One of the things that we've come to realize lately is that not all of our friends and family members are open to our news of another adoption. Now, I'm not talking specifically about ONLY our family. I've noticed that our families are not the only families that struggle with the choices we've made. Our family (and friends) aren't the only people that let fear dominate their reactions. They aren't the only people that has a lukewarm reception (or a downright cold reception, in some instances).
Families are tough nuts to crack sometimes. As the person announcing your adoption-in-process, you want nothing more than your family to jump up and down with excitement. You want them to ask you what you need and for the crafty ones in the family to start knitting or sewing for your new little one. You want them to ask questions about how the process is going and to show some genuine excitment when things are moving forward (or genuine disappointment when things don't go as quickly or smoothly as you'd hoped). You want your family to play an active part in the process...just as they would if you had announced a pregnancy.
But all too often, this isn't the case.
Instead you hear stories of families who ask ridiculous questions like "will the child be sick and diseased?" or "Do you realize they have HIV in that country?" or "Why don't you adopt from country X (where there are white children) instead of from country Y (in Africa)?" "Why are you choosing that agency or that country?" or "Why don't you just adopt domestically again, it went so fast last time?"
Family members (and friends) will often site lots of reasons why interracial adoption is bad...or they'll tell adoption horror stories (that may or may not have any truth to them at all) that they've heard from a friend of a friend of a friend. They'll give a cool reception to the adoptive parent's faces, and then talk about how bad the decision is behind their backs. They'll wonder how on earth you could afford to spend thousands of dollars on an adoption process when you are just a teacher. They'll wonder if we are making "wise" choices for our family and for the child we already have at home. They might even say (and they have) that we should just be greatful for Allie. They won't think about the fact that had we just announced that we were expecting, the news would be received in a completely different way.

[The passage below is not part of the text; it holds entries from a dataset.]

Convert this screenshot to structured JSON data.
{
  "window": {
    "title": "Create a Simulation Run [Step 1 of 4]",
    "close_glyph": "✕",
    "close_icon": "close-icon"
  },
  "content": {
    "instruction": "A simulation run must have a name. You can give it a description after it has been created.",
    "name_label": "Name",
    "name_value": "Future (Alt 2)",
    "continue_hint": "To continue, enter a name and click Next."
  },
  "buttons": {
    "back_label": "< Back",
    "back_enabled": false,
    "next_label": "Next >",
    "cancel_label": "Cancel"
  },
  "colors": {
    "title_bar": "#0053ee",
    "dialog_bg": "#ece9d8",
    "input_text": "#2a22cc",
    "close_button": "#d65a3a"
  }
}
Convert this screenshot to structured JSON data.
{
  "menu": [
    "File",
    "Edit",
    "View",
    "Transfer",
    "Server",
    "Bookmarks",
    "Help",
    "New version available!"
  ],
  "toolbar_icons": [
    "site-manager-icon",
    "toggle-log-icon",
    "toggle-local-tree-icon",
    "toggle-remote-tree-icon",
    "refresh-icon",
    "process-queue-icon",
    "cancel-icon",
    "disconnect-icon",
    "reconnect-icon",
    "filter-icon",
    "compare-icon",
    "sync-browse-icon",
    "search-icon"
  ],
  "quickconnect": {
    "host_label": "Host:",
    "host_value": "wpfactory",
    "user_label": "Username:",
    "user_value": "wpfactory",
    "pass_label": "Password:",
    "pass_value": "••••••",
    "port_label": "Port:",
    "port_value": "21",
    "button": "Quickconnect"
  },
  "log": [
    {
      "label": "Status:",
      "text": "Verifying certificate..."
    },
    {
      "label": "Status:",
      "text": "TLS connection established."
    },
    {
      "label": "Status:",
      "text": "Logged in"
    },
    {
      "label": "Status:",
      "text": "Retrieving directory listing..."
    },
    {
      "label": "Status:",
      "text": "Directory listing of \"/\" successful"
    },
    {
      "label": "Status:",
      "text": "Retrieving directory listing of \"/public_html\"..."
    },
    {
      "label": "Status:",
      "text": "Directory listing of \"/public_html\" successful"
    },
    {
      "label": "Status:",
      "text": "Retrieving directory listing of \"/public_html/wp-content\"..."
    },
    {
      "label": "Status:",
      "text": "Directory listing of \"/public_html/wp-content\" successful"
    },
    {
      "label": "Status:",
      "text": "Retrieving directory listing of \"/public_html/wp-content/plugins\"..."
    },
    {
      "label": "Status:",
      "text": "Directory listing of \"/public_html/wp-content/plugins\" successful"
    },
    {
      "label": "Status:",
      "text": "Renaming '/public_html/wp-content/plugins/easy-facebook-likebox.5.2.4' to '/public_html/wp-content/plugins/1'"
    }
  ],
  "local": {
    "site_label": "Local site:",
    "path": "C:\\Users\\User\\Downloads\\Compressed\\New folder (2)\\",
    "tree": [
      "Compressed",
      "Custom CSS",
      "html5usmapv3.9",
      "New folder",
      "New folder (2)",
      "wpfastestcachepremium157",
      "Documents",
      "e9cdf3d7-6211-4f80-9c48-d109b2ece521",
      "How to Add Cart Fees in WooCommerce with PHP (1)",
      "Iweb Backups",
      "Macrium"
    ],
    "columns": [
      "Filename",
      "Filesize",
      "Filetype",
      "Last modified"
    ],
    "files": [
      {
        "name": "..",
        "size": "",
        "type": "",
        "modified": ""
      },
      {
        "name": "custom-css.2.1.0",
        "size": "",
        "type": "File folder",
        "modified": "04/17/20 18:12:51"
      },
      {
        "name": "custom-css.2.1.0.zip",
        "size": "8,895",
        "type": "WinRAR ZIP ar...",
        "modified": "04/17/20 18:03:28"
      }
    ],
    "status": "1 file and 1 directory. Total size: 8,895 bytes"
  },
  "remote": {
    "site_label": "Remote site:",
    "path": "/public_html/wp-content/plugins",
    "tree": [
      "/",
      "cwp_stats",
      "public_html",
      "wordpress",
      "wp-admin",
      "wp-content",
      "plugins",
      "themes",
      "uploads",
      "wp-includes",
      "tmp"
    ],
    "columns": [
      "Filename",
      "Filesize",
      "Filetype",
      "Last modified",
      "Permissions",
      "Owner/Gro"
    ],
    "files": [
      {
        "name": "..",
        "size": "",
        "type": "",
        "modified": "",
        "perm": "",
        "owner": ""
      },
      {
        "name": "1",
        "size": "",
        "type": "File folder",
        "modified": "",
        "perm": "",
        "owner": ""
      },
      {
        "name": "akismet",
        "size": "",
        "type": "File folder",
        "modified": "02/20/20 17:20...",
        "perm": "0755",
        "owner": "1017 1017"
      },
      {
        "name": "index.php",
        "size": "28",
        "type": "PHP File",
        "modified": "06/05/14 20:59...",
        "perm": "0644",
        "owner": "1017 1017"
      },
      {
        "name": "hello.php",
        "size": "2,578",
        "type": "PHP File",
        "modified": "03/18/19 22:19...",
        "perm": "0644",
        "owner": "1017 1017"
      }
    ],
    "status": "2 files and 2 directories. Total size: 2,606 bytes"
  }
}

In the end, friends and family will probably think of a million reasons NOT to support you. They react in fear.
When all they really need is ONE reason TO support you.
They LOVE you.
One reason is all they need. But instead, they let fear override them...and you, the adoptive parent, have to suffer the consequences of their fear.
How sad is that?